Entries from a dataset of interfaces:

▬▬▬

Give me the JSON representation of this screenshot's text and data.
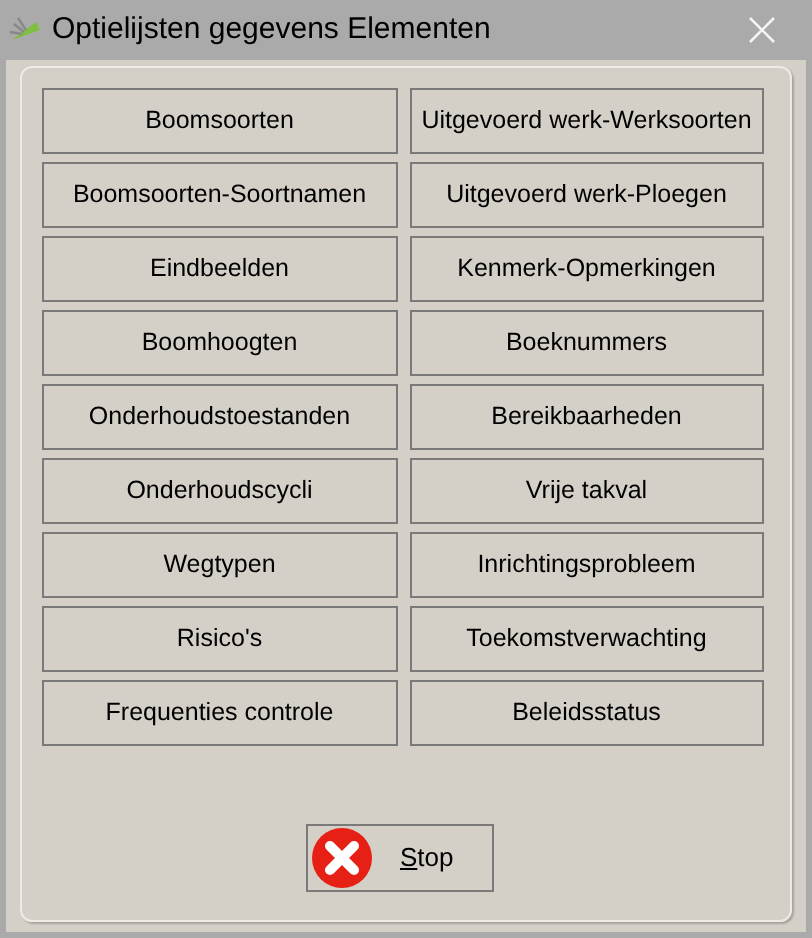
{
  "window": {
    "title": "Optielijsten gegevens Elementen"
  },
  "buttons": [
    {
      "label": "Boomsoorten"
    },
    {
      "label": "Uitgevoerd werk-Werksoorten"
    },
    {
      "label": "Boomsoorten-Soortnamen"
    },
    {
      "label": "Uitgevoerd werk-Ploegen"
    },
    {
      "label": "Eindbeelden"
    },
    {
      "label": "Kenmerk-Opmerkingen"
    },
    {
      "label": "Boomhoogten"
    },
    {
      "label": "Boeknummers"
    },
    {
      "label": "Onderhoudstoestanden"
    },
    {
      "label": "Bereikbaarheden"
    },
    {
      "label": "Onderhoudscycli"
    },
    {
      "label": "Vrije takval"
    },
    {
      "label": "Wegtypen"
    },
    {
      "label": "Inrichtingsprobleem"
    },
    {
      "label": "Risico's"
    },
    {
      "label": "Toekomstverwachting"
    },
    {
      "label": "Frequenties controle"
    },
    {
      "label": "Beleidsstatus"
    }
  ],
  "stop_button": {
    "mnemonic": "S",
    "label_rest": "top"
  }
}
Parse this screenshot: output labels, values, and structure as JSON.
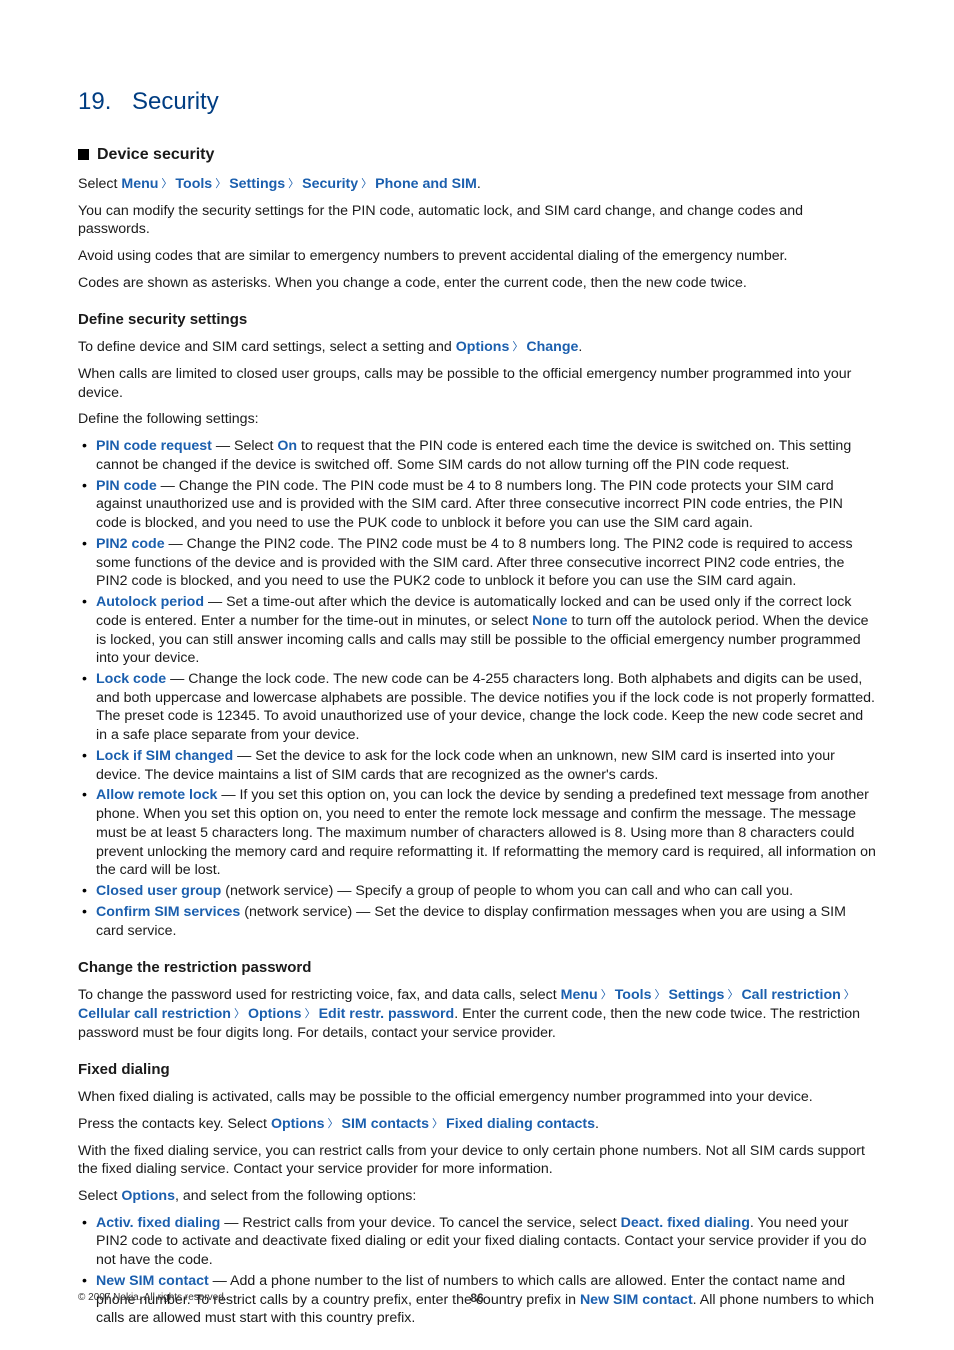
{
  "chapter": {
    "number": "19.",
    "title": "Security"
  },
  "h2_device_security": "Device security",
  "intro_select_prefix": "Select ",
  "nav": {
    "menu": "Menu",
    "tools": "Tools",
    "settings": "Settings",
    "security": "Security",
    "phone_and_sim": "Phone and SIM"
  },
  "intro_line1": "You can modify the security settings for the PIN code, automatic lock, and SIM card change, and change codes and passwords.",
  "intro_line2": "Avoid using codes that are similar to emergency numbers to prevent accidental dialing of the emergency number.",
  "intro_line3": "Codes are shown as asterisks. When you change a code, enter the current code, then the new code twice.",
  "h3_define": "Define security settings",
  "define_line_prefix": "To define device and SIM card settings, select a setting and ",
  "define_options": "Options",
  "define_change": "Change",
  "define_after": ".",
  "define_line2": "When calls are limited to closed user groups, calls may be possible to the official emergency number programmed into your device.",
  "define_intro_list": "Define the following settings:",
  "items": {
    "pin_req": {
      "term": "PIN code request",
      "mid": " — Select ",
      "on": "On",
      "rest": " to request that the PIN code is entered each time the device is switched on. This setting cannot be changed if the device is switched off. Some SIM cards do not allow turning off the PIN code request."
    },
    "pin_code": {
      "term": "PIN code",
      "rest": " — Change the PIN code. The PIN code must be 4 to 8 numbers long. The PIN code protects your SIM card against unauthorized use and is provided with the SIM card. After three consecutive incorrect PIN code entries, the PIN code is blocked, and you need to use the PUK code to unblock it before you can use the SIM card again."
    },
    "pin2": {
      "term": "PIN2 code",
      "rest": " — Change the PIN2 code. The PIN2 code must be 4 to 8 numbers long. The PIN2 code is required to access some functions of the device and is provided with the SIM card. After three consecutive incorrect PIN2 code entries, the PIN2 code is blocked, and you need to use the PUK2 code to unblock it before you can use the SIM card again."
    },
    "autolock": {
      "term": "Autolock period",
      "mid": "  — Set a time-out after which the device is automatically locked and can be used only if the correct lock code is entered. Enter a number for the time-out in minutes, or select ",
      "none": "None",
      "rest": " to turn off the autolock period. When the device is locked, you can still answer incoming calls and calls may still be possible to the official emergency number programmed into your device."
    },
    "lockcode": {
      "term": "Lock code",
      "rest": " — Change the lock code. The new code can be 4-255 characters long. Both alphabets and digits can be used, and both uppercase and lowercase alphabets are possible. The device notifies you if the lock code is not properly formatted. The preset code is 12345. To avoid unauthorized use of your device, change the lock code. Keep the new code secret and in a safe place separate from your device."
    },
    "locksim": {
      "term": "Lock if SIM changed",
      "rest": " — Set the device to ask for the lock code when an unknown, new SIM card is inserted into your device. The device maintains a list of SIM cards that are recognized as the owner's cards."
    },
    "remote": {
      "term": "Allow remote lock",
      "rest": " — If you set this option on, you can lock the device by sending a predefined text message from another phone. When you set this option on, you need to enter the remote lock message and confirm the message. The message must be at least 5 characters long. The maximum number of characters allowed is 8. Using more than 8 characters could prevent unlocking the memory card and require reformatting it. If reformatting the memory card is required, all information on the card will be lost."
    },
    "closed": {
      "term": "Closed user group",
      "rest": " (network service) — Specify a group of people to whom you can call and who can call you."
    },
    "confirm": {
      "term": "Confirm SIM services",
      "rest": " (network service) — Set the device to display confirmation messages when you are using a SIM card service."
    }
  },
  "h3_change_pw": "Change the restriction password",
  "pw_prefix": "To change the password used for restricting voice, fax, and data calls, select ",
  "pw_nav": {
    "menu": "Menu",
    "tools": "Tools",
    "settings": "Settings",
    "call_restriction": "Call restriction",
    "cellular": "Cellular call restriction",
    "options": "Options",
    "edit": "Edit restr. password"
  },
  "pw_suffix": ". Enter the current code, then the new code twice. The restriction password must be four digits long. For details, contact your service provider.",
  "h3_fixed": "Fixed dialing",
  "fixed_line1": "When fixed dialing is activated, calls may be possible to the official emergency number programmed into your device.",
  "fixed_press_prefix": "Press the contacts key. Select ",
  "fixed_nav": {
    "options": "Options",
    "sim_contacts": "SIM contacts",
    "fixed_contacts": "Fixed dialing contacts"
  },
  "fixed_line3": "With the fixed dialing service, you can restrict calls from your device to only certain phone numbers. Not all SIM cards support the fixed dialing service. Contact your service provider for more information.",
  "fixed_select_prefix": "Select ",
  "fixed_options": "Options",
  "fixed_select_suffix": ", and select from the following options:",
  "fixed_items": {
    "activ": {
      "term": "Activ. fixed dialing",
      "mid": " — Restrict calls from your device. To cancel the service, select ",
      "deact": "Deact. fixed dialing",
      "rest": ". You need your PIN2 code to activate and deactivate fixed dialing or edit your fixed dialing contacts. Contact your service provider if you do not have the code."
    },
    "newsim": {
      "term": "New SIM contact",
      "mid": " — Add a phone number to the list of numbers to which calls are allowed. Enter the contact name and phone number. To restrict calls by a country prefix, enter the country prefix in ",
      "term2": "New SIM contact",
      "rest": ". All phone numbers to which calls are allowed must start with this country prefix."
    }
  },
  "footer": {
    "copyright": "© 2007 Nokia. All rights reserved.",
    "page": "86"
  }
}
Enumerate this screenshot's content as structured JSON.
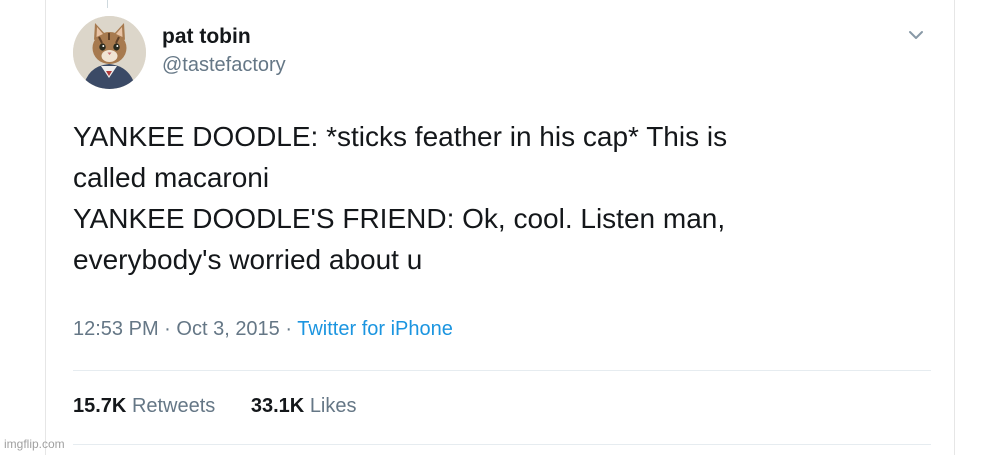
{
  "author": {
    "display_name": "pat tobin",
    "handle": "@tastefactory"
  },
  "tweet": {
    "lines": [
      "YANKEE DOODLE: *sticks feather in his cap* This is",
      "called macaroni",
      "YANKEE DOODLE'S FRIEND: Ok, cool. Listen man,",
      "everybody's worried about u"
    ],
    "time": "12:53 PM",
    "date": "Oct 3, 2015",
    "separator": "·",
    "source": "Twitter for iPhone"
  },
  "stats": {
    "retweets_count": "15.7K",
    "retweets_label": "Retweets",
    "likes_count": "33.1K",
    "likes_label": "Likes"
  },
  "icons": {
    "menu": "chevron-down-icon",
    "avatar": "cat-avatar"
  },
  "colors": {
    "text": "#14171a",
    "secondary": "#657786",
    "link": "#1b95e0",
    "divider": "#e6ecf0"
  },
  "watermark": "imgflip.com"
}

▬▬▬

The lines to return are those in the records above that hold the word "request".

      "term": "PIN code request",
      "rest": " to request that the PIN code is entered each time the device is switched on. This setting cannot be changed if the device is switched off. Some SIM cards do not allow turning off the PIN code request."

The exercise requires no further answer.